[Data shown]
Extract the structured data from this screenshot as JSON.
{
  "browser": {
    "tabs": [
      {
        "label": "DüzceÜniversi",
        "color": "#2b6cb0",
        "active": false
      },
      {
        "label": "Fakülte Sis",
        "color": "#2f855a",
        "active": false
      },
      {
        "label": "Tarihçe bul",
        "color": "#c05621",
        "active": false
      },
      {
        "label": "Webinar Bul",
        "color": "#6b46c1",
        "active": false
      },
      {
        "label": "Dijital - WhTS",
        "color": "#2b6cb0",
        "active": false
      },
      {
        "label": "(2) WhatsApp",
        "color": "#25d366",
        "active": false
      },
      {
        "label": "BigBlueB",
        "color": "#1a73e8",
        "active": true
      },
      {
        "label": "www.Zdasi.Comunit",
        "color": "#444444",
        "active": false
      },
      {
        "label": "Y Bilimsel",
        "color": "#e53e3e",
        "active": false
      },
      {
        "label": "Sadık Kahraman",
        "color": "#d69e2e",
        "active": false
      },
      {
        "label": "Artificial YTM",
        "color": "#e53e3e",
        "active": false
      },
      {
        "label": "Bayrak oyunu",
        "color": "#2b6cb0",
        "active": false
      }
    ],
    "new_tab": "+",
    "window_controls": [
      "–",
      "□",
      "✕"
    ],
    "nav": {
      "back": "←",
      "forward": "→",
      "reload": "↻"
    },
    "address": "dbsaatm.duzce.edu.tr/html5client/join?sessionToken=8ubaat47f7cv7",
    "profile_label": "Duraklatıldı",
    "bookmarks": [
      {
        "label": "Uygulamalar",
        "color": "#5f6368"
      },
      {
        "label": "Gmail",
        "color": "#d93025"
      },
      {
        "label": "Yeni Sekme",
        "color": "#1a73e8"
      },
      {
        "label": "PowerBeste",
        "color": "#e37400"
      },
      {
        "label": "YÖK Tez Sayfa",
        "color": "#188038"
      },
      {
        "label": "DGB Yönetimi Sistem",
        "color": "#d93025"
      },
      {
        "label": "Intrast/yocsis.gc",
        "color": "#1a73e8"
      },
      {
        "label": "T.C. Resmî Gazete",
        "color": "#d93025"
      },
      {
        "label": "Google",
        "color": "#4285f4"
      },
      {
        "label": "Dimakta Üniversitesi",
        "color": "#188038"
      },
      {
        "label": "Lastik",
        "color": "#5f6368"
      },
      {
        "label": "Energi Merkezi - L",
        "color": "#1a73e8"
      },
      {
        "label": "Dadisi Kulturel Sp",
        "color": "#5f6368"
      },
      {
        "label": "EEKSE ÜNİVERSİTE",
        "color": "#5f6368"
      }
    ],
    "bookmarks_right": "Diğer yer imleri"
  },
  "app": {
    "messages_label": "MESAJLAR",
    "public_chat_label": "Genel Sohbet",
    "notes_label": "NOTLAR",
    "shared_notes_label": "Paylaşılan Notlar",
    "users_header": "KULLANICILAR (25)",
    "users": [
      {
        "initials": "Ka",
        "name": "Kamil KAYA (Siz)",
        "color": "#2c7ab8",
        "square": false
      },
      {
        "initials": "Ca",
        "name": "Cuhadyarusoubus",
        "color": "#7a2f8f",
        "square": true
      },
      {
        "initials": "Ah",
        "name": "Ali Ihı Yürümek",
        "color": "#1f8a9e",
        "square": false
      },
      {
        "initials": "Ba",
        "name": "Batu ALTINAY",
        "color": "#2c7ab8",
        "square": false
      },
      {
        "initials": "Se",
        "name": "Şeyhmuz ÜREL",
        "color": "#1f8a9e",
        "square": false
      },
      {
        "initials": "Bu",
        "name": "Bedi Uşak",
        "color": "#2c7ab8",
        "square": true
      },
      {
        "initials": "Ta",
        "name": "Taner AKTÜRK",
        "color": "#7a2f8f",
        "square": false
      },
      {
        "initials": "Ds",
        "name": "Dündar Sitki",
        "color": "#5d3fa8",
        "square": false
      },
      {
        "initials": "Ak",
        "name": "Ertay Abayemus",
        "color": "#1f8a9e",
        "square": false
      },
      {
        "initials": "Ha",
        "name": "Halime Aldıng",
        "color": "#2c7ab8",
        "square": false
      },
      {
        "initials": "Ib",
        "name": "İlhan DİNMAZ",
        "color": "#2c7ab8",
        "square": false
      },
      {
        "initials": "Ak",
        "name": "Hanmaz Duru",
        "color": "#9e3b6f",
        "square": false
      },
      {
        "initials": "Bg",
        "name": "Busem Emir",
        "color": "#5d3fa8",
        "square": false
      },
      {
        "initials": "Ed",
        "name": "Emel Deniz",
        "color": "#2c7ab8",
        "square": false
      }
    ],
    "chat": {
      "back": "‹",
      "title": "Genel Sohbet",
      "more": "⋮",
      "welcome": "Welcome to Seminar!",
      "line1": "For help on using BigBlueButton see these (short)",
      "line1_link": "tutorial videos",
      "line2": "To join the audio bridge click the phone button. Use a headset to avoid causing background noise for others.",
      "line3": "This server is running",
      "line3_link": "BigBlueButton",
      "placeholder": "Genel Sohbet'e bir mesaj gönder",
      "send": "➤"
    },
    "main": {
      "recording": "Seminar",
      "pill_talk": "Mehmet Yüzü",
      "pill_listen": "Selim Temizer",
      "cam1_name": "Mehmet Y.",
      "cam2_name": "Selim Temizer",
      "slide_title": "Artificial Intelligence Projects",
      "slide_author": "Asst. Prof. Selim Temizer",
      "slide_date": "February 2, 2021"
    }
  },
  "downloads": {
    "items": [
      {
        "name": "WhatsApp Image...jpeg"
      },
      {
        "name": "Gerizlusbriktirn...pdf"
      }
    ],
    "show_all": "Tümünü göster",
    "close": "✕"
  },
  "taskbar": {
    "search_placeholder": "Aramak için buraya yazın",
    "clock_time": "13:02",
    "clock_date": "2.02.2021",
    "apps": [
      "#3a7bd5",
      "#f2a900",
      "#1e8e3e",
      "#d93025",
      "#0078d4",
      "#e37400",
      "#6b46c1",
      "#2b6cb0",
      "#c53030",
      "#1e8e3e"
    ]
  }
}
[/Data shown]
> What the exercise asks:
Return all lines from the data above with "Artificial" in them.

> Solution to the exercise:
        "label": "Artificial YTM",
      "slide_title": "Artificial Intelligence Projects",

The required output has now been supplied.